[Data records for software interfaces]
- - - - - - -

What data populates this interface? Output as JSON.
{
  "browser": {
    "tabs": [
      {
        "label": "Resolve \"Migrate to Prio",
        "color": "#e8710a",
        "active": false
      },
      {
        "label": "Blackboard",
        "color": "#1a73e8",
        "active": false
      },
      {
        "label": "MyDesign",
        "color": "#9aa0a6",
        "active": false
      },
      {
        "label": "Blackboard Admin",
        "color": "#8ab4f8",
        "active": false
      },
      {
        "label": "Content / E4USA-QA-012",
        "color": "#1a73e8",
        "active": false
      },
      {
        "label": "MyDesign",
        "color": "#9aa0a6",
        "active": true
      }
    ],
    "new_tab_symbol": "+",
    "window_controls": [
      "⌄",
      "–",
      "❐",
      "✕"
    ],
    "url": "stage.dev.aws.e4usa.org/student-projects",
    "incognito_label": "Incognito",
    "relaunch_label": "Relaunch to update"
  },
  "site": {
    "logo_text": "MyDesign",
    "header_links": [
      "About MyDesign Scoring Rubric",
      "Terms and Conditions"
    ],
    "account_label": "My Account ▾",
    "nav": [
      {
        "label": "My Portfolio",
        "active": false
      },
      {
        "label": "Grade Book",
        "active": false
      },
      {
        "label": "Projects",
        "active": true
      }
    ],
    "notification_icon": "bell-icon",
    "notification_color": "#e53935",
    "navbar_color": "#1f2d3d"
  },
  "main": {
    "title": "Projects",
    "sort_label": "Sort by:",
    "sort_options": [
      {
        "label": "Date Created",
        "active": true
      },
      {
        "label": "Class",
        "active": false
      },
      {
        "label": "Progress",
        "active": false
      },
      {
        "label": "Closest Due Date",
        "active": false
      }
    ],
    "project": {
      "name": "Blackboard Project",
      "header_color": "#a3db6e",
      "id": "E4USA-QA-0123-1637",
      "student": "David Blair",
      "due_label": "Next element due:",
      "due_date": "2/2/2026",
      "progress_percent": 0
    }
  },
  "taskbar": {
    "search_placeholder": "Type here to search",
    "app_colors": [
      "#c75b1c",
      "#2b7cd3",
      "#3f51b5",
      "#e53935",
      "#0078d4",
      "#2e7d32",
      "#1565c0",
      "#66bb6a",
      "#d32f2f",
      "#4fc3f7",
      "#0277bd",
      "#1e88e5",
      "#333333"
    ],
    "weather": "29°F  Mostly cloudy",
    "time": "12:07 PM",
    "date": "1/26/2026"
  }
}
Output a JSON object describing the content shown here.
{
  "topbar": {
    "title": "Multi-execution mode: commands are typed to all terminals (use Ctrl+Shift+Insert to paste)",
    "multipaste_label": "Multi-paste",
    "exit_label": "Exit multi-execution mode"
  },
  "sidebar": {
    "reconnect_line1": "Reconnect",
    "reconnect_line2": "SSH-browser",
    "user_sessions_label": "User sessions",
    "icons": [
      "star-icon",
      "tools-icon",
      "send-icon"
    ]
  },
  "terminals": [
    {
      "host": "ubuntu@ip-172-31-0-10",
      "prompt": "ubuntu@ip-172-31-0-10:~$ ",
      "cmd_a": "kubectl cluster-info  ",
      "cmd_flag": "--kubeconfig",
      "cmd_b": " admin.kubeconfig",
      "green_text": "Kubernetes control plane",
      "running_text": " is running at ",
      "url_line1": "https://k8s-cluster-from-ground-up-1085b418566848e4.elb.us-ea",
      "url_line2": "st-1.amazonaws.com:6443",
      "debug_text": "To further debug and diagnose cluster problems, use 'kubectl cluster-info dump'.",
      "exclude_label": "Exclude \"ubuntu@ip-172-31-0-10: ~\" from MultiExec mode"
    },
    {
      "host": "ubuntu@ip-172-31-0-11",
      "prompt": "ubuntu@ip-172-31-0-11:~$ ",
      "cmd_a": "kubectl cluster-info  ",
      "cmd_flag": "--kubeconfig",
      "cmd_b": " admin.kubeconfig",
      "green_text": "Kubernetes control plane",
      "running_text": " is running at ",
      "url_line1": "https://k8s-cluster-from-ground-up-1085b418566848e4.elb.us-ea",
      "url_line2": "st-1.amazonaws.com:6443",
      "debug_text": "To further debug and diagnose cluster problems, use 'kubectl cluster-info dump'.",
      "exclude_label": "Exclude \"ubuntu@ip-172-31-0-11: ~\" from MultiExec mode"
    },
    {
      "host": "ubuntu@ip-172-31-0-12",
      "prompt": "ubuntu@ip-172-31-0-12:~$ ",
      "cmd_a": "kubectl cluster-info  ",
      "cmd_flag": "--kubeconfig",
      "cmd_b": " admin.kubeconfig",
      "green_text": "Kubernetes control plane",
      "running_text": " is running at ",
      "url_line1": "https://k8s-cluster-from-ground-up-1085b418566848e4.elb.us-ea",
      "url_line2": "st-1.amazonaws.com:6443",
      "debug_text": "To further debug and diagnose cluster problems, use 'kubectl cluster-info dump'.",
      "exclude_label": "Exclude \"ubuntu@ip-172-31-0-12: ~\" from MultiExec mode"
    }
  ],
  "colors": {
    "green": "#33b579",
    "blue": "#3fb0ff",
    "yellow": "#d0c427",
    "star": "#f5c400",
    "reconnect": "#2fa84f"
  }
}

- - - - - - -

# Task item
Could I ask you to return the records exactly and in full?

# Answer area
What data populates this interface? Output as JSON.
{
  "browser": {
    "tabs": [
      {
        "label": "Resolve \"Migrate to Prio",
        "color": "#e8710a",
        "active": false
      },
      {
        "label": "Blackboard",
        "color": "#1a73e8",
        "active": false
      },
      {
        "label": "MyDesign",
        "color": "#9aa0a6",
        "active": false
      },
      {
        "label": "Blackboard Admin",
        "color": "#8ab4f8",
        "active": false
      },
      {
        "label": "Content / E4USA-QA-012",
        "color": "#1a73e8",
        "active": false
      },
      {
        "label": "MyDesign",
        "color": "#9aa0a6",
        "active": true
      }
    ],
    "new_tab_symbol": "+",
    "window_controls": [
      "⌄",
      "–",
      "❐",
      "✕"
    ],
    "url": "stage.dev.aws.e4usa.org/student-projects",
    "incognito_label": "Incognito",
    "relaunch_label": "Relaunch to update"
  },
  "site": {
    "logo_text": "MyDesign",
    "header_links": [
      "About MyDesign Scoring Rubric",
      "Terms and Conditions"
    ],
    "account_label": "My Account ▾",
    "nav": [
      {
        "label": "My Portfolio",
        "active": false
      },
      {
        "label": "Grade Book",
        "active": false
      },
      {
        "label": "Projects",
        "active": true
      }
    ],
    "notification_icon": "bell-icon",
    "notification_color": "#e53935",
    "navbar_color": "#1f2d3d"
  },
  "main": {
    "title": "Projects",
    "sort_label": "Sort by:",
    "sort_options": [
      {
        "label": "Date Created",
        "active": true
      },
      {
        "label": "Class",
        "active": false
      },
      {
        "label": "Progress",
        "active": false
      },
      {
        "label": "Closest Due Date",
        "active": false
      }
    ],
    "project": {
      "name": "Blackboard Project",
      "header_color": "#a3db6e",
      "id": "E4USA-QA-0123-1637",
      "student": "David Blair",
      "due_label": "Next element due:",
      "due_date": "2/2/2026",
      "progress_percent": 0
    }
  },
  "taskbar": {
    "search_placeholder": "Type here to search",
    "app_colors": [
      "#c75b1c",
      "#2b7cd3",
      "#3f51b5",
      "#e53935",
      "#0078d4",
      "#2e7d32",
      "#1565c0",
      "#66bb6a",
      "#d32f2f",
      "#4fc3f7",
      "#0277bd",
      "#1e88e5",
      "#333333"
    ],
    "weather": "29°F  Mostly cloudy",
    "time": "12:07 PM",
    "date": "1/26/2026"
  }
}
Output a JSON object describing the content shown here.
{
  "topbar": {
    "title": "Multi-execution mode: commands are typed to all terminals (use Ctrl+Shift+Insert to paste)",
    "multipaste_label": "Multi-paste",
    "exit_label": "Exit multi-execution mode"
  },
  "sidebar": {
    "reconnect_line1": "Reconnect",
    "reconnect_line2": "SSH-browser",
    "user_sessions_label": "User sessions",
    "icons": [
      "star-icon",
      "tools-icon",
      "send-icon"
    ]
  },
  "terminals": [
    {
      "host": "ubuntu@ip-172-31-0-10",
      "prompt": "ubuntu@ip-172-31-0-10:~$ ",
      "cmd_a": "kubectl cluster-info  ",
      "cmd_flag": "--kubeconfig",
      "cmd_b": " admin.kubeconfig",
      "green_text": "Kubernetes control plane",
      "running_text": " is running at ",
      "url_line1": "https://k8s-cluster-from-ground-up-1085b418566848e4.elb.us-ea",
      "url_line2": "st-1.amazonaws.com:6443",
      "debug_text": "To further debug and diagnose cluster problems, use 'kubectl cluster-info dump'.",
      "exclude_label": "Exclude \"ubuntu@ip-172-31-0-10: ~\" from MultiExec mode"
    },
    {
      "host": "ubuntu@ip-172-31-0-11",
      "prompt": "ubuntu@ip-172-31-0-11:~$ ",
      "cmd_a": "kubectl cluster-info  ",
      "cmd_flag": "--kubeconfig",
      "cmd_b": " admin.kubeconfig",
      "green_text": "Kubernetes control plane",
      "running_text": " is running at ",
      "url_line1": "https://k8s-cluster-from-ground-up-1085b418566848e4.elb.us-ea",
      "url_line2": "st-1.amazonaws.com:6443",
      "debug_text": "To further debug and diagnose cluster problems, use 'kubectl cluster-info dump'.",
      "exclude_label": "Exclude \"ubuntu@ip-172-31-0-11: ~\" from MultiExec mode"
    },
    {
      "host": "ubuntu@ip-172-31-0-12",
      "prompt": "ubuntu@ip-172-31-0-12:~$ ",
      "cmd_a": "kubectl cluster-info  ",
      "cmd_flag": "--kubeconfig",
      "cmd_b": " admin.kubeconfig",
      "green_text": "Kubernetes control plane",
      "running_text": " is running at ",
      "url_line1": "https://k8s-cluster-from-ground-up-1085b418566848e4.elb.us-ea",
      "url_line2": "st-1.amazonaws.com:6443",
      "debug_text": "To further debug and diagnose cluster problems, use 'kubectl cluster-info dump'.",
      "exclude_label": "Exclude \"ubuntu@ip-172-31-0-12: ~\" from MultiExec mode"
    }
  ],
  "colors": {
    "green": "#33b579",
    "blue": "#3fb0ff",
    "yellow": "#d0c427",
    "star": "#f5c400",
    "reconnect": "#2fa84f"
  }
}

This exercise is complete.